Why do we need to return true / false inside the function?


Sorry kind of a meta question here I guess...just trying to wrap my brain around the concept.

Codecademy says "&& evaluates to true when both statements are true" and "|| evaluates to true when either or both are true"

Okay, makes sense.

But if that's the case, why do we have to write an "if" statement inside the function telling the computer to return true when both are true (in the case of &&), or false when one is not true? And why do we need to write an "if" statement telling the computer to return true when one or both are true (in the case of ||)? If we already defined the variables as either true or false at the beginning (outside the function) shouldn't it then be a given that && || etc. will evaluate a certain way?

Does this question make sense? Or am I just not getting it?


You could have values changing in different circumstances.

Such as a player having enough currency to buy a weapon, or being a certain level. :slightly_smiling:


Sorry, I don't totally understand this.

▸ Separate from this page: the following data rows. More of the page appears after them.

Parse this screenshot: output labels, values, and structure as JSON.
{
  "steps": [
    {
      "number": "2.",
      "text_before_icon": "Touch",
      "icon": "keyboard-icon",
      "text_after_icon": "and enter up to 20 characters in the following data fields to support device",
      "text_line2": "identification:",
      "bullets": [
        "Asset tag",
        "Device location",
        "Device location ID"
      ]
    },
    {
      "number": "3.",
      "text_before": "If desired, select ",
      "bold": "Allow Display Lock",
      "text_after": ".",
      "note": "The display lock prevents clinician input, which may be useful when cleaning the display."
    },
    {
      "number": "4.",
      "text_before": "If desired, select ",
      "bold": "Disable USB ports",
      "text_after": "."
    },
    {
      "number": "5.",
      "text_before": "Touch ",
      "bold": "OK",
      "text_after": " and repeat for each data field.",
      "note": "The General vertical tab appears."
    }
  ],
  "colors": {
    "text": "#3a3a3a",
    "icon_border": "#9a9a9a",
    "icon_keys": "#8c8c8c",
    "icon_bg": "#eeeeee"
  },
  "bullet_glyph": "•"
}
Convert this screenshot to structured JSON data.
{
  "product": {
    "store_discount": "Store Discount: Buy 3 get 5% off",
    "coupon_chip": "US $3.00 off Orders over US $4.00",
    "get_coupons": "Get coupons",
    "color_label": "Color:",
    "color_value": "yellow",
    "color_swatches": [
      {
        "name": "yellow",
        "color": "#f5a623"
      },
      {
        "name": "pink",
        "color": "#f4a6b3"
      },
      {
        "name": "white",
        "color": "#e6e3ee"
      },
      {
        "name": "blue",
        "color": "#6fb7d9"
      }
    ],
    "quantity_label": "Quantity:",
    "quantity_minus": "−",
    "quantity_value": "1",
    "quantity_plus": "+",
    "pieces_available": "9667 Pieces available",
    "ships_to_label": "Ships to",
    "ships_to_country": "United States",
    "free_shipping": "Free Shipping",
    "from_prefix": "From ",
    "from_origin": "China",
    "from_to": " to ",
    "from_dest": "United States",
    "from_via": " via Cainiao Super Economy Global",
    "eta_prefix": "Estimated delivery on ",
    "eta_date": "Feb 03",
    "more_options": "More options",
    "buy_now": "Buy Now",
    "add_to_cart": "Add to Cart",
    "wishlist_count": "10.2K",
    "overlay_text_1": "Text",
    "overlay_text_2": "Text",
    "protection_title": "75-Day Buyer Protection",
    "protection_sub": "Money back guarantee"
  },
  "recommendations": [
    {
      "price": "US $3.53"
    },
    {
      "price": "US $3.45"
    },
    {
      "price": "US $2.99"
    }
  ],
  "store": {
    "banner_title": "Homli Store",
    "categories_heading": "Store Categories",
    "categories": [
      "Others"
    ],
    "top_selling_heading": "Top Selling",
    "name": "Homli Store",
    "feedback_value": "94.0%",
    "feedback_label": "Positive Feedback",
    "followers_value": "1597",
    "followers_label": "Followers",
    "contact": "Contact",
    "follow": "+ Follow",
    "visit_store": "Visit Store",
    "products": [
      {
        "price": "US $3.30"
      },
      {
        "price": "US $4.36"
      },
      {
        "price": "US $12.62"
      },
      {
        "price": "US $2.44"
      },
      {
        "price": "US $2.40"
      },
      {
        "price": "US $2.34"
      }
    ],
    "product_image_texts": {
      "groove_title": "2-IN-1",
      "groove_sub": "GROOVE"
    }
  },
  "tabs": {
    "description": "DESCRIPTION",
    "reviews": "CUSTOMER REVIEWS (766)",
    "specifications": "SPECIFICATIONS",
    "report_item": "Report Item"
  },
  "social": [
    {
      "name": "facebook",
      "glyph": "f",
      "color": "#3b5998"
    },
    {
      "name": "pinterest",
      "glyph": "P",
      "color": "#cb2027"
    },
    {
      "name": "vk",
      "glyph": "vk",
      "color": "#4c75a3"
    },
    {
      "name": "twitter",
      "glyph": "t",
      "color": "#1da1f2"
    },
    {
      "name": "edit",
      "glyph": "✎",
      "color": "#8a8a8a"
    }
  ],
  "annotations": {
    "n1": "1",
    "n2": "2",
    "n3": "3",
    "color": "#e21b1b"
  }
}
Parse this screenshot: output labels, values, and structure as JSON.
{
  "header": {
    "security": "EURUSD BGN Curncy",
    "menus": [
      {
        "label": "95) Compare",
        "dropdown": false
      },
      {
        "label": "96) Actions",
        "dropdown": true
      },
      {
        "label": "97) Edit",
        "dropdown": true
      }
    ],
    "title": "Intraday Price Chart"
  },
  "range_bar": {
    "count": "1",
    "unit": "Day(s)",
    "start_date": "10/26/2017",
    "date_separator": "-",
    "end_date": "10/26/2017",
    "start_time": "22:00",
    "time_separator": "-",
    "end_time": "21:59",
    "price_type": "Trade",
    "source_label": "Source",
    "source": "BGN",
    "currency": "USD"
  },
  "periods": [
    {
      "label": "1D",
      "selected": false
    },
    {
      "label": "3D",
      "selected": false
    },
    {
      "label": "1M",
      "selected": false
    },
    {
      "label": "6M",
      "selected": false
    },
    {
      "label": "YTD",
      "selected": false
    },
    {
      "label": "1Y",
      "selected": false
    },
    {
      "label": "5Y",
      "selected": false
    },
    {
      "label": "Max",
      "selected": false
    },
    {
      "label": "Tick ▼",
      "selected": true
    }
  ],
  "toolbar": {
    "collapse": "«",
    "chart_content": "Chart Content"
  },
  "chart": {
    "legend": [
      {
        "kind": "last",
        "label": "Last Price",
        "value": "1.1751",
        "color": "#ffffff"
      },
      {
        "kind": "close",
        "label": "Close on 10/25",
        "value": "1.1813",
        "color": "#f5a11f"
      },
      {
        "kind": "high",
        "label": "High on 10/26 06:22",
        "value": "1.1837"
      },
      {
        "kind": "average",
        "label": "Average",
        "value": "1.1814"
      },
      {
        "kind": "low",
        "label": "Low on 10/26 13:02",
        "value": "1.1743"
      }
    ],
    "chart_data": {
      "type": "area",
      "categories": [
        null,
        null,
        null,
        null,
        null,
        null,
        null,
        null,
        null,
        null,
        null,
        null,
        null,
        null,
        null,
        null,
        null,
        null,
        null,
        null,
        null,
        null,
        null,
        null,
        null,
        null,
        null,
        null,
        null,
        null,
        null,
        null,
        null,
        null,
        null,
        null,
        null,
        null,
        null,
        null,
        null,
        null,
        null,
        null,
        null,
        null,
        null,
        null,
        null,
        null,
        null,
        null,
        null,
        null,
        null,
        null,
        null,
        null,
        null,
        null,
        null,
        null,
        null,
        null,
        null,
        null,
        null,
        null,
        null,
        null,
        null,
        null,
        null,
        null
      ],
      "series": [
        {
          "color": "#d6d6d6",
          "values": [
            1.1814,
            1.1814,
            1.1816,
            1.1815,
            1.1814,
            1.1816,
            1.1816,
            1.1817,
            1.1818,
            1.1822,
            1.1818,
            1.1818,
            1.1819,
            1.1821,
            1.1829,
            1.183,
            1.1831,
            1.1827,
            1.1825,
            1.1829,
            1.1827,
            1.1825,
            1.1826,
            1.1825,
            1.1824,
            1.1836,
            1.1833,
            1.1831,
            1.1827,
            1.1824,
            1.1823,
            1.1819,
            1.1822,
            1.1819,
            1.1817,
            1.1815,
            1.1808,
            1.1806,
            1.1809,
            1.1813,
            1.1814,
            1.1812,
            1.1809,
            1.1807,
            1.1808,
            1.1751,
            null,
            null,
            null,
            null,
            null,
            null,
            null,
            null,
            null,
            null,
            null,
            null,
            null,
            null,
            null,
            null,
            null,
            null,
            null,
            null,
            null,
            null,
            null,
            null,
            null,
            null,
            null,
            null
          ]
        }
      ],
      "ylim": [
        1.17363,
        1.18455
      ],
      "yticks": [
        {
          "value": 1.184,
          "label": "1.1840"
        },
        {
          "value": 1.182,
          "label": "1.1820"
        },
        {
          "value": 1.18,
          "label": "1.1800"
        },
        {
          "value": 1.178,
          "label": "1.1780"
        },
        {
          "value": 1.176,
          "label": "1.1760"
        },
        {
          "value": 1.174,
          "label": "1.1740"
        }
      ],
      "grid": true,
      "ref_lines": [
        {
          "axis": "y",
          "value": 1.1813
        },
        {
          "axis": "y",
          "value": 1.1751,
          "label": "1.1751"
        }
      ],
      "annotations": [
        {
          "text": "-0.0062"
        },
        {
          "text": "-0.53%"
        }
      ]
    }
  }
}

Can you elaborate a bit?


Pretend you are playing Minecraft.

There is a value telling Yes (True) or No (False) if you are in creative mode.

Also there is a Yes (True) or No (False) if you are in Peaceful mode.

If both conditions ( && ) are true, then there will be no hostile mob spawn, and no player tracking.


sorry...i've never played minecraft :flushed:

i'm not really a gamer

still not really picking up what you're putting down. i mean, it makes sense - if both conditions are true, this particular thing will happen, if not, something else will happen (right?). I just don't get why you need to write an "if" statement to make that happen if && already means "true if both conditions are true."


You wouldn't know (more like your program wouldn't know) unless you had a way to check the conditions, which is with an if-statement. :slightly_smiling: